- Task directions
For the entries that follow, give the number of lines holding the string "tuples" and nothing more.
■ ■ ■ ■
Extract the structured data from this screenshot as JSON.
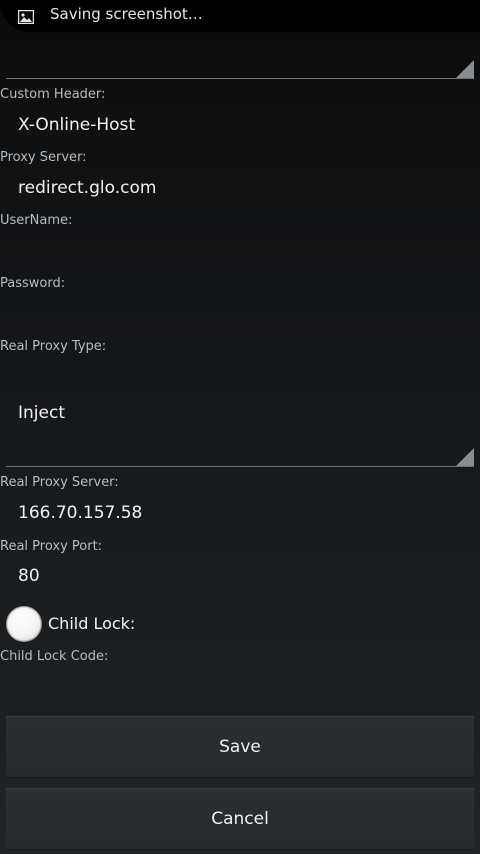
{
  "status_bar": {
    "notification_text": "Saving screenshot…",
    "icon": "image-icon"
  },
  "form": {
    "custom_header": {
      "label": "Custom Header:",
      "value": "X-Online-Host"
    },
    "proxy_server": {
      "label": "Proxy Server:",
      "value": "redirect.glo.com"
    },
    "username": {
      "label": "UserName:",
      "value": ""
    },
    "password": {
      "label": "Password:",
      "value": ""
    },
    "real_proxy_type": {
      "label": "Real Proxy Type:",
      "value": "Inject"
    },
    "real_proxy_server": {
      "label": "Real Proxy Server:",
      "value": "166.70.157.58"
    },
    "real_proxy_port": {
      "label": "Real Proxy Port:",
      "value": "80"
    },
    "child_lock": {
      "label": "Child Lock:",
      "checked": false
    },
    "child_lock_code": {
      "label": "Child Lock Code:",
      "value": ""
    }
  },
  "buttons": {
    "save": "Save",
    "cancel": "Cancel"
  }
}
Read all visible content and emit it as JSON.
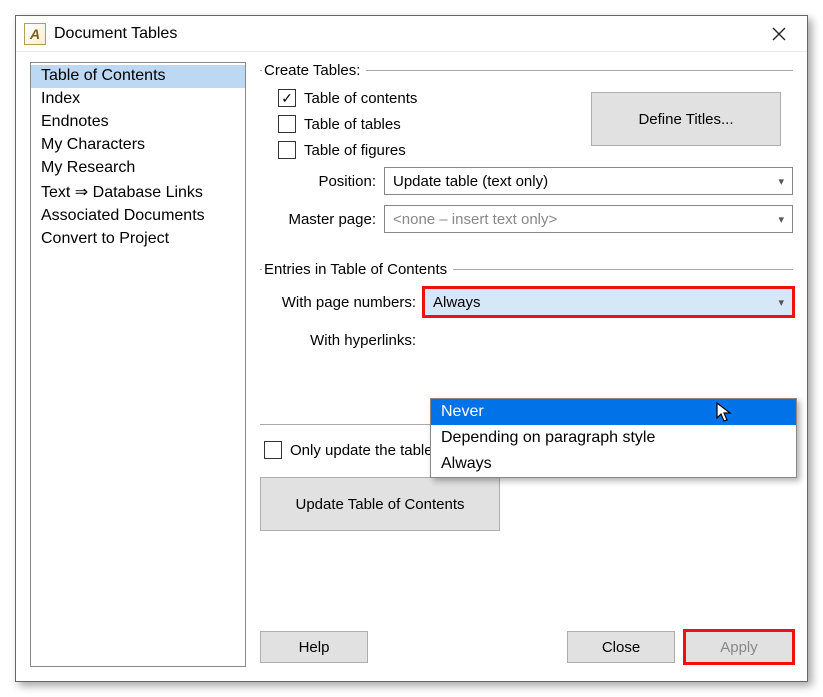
{
  "window": {
    "title": "Document Tables"
  },
  "sidebar": {
    "items": [
      {
        "label": "Table of Contents",
        "selected": true
      },
      {
        "label": "Index"
      },
      {
        "label": "Endnotes"
      },
      {
        "label": "My Characters"
      },
      {
        "label": "My Research"
      },
      {
        "label": "Text ⇒ Database Links"
      },
      {
        "label": "Associated Documents"
      },
      {
        "label": "Convert to Project"
      }
    ]
  },
  "create": {
    "legend": "Create Tables:",
    "toc": {
      "label": "Table of contents",
      "checked": true
    },
    "tot": {
      "label": "Table of tables",
      "checked": false
    },
    "tof": {
      "label": "Table of figures",
      "checked": false
    },
    "define": "Define Titles...",
    "position_label": "Position:",
    "position_value": "Update table (text only)",
    "master_label": "Master page:",
    "master_value": "<none – insert text only>"
  },
  "entries": {
    "legend": "Entries in Table of Contents",
    "pagenum_label": "With page numbers:",
    "pagenum_value": "Always",
    "hyper_label": "With hyperlinks:",
    "dropdown": {
      "options": [
        "Never",
        "Depending on paragraph style",
        "Always"
      ],
      "hover_index": 0
    }
  },
  "update": {
    "only_label": "Only update the tables by user action (not automatically)",
    "only_checked": false,
    "button": "Update Table of Contents"
  },
  "footer": {
    "help": "Help",
    "close": "Close",
    "apply": "Apply"
  }
}
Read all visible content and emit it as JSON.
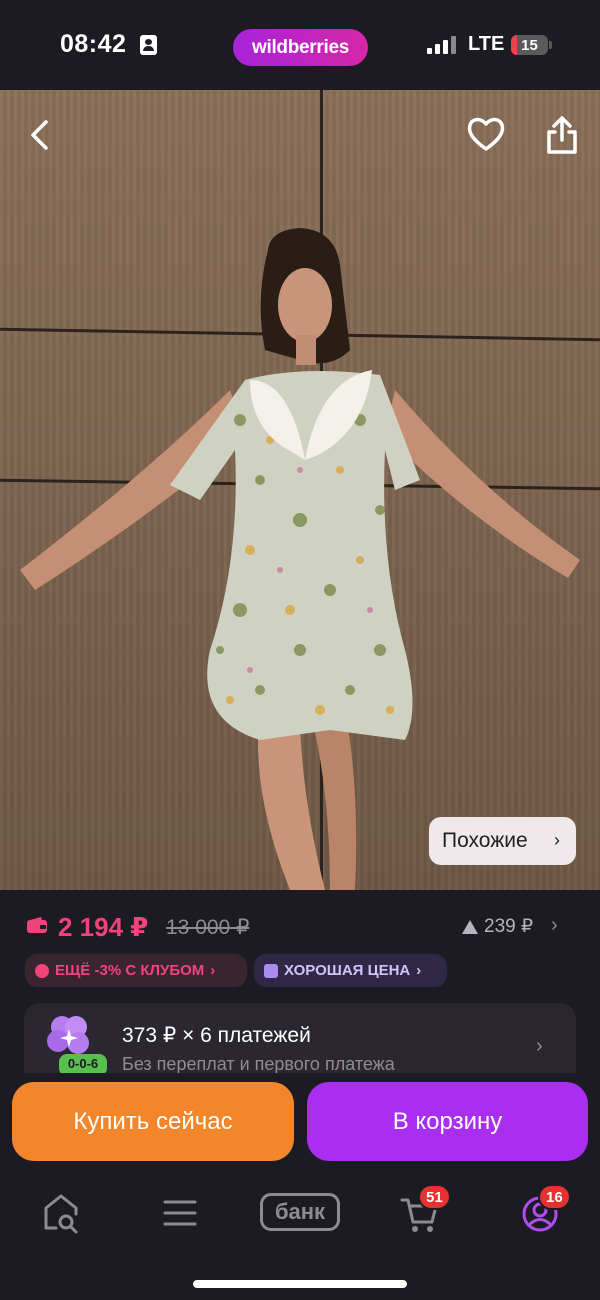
{
  "status_bar": {
    "time": "08:42",
    "brand": "wildberries",
    "network": "LTE",
    "battery": "15",
    "battery_level": 0.15
  },
  "product": {
    "actions": {
      "back": "back-icon",
      "favorite": "heart-icon",
      "share": "share-icon"
    },
    "similar_label": "Похожие",
    "price": "2 194 ₽",
    "old_price": "13 000 ₽",
    "price_up": "239 ₽",
    "badges": {
      "club": "ЕЩЁ -3% С КЛУБОМ",
      "good_price": "ХОРОШАЯ ЦЕНА"
    },
    "installment": {
      "main": "373 ₽ × 6 платежей",
      "sub": "Без переплат и первого платежа",
      "tag": "0-0-6"
    }
  },
  "buttons": {
    "buy_now": "Купить сейчас",
    "add_to_cart": "В корзину"
  },
  "tabbar": {
    "bank_label": "банк",
    "cart_count": "51",
    "profile_count": "16"
  },
  "colors": {
    "price": "#f1437a",
    "buy": "#f3862a",
    "cart": "#a92ef0",
    "brand_gradient": [
      "#a724d8",
      "#d626a8"
    ]
  }
}
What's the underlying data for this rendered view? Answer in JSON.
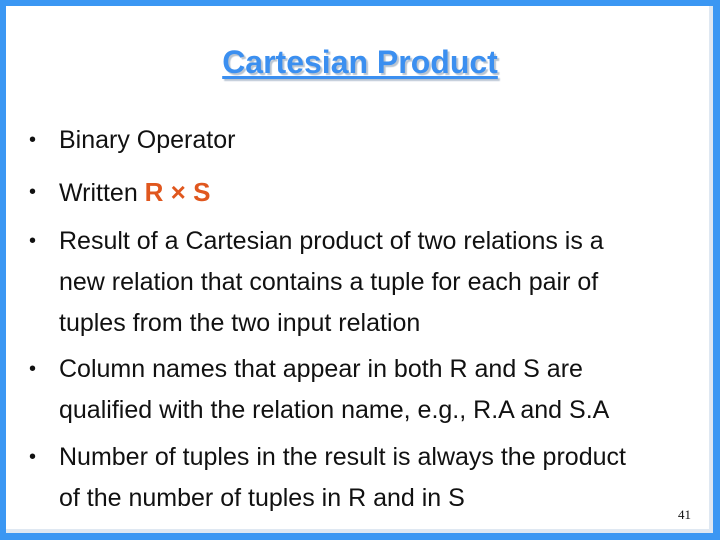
{
  "slide": {
    "title": "Cartesian Product",
    "bullets": [
      {
        "lines": [
          "Binary Operator"
        ]
      },
      {
        "prefix": "Written ",
        "expression": "R × S"
      },
      {
        "lines": [
          "Result of a Cartesian product of two relations is a",
          "new relation that contains a tuple for each pair of",
          "tuples from the two input relation"
        ]
      },
      {
        "lines": [
          "Column names that appear in both R and S are",
          "qualified with the relation name, e.g., R.A and S.A"
        ]
      },
      {
        "lines": [
          "Number of tuples in the result is always the product",
          "of the number of tuples in R and in S"
        ]
      }
    ],
    "bullet_glyph": "•",
    "page_number": "41",
    "colors": {
      "frame": "#3b97f3",
      "title": "#3b8ff0",
      "expression": "#e0571e",
      "text": "#111111"
    }
  }
}
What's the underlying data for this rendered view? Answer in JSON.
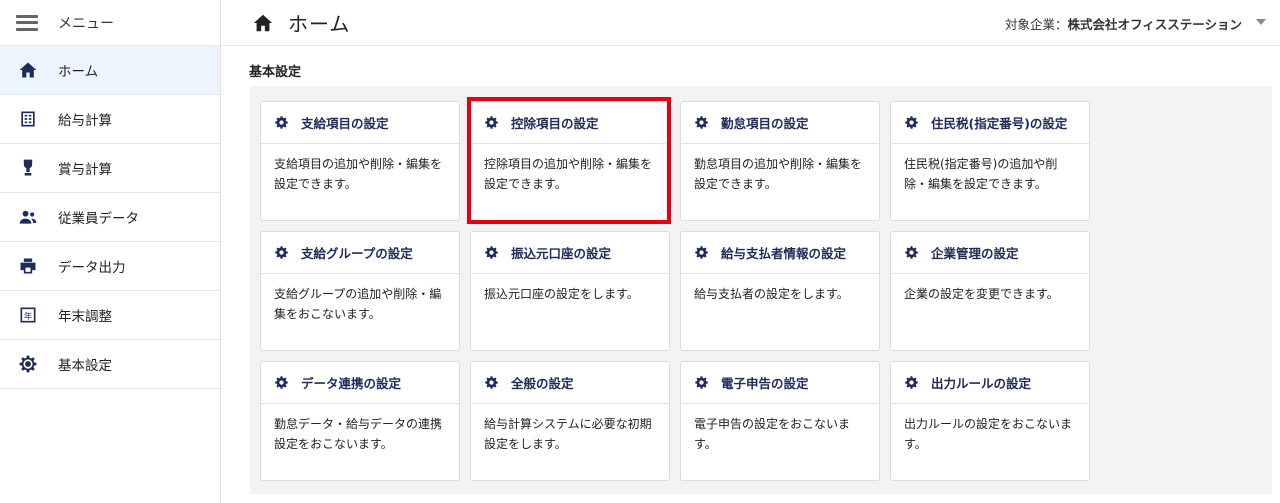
{
  "sidebar": {
    "menu_label": "メニュー",
    "items": [
      {
        "label": "ホーム",
        "icon": "home-icon"
      },
      {
        "label": "給与計算",
        "icon": "calculator-icon"
      },
      {
        "label": "賞与計算",
        "icon": "award-icon"
      },
      {
        "label": "従業員データ",
        "icon": "people-icon"
      },
      {
        "label": "データ出力",
        "icon": "printer-icon"
      },
      {
        "label": "年末調整",
        "icon": "year-icon"
      },
      {
        "label": "基本設定",
        "icon": "gear-icon"
      }
    ]
  },
  "header": {
    "title": "ホーム",
    "company_label": "対象企業：",
    "company_name": "株式会社オフィスステーション"
  },
  "main": {
    "section_title": "基本設定",
    "cards": [
      {
        "title": "支給項目の設定",
        "desc": "支給項目の追加や削除・編集を設定できます。"
      },
      {
        "title": "控除項目の設定",
        "desc": "控除項目の追加や削除・編集を設定できます。"
      },
      {
        "title": "勤怠項目の設定",
        "desc": "勤怠項目の追加や削除・編集を設定できます。"
      },
      {
        "title": "住民税(指定番号)の設定",
        "desc": "住民税(指定番号)の追加や削除・編集を設定できます。"
      },
      {
        "title": "支給グループの設定",
        "desc": "支給グループの追加や削除・編集をおこないます。"
      },
      {
        "title": "振込元口座の設定",
        "desc": "振込元口座の設定をします。"
      },
      {
        "title": "給与支払者情報の設定",
        "desc": "給与支払者の設定をします。"
      },
      {
        "title": "企業管理の設定",
        "desc": "企業の設定を変更できます。"
      },
      {
        "title": "データ連携の設定",
        "desc": "勤怠データ・給与データの連携設定をおこないます。"
      },
      {
        "title": "全般の設定",
        "desc": "給与計算システムに必要な初期設定をします。"
      },
      {
        "title": "電子申告の設定",
        "desc": "電子申告の設定をおこないます。"
      },
      {
        "title": "出力ルールの設定",
        "desc": "出力ルールの設定をおこないます。"
      }
    ]
  },
  "colors": {
    "accent": "#1f2b59",
    "highlight": "#e60012",
    "active_bg": "#eef4fb",
    "panel_bg": "#f3f3f3"
  }
}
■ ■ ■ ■
- Task response
3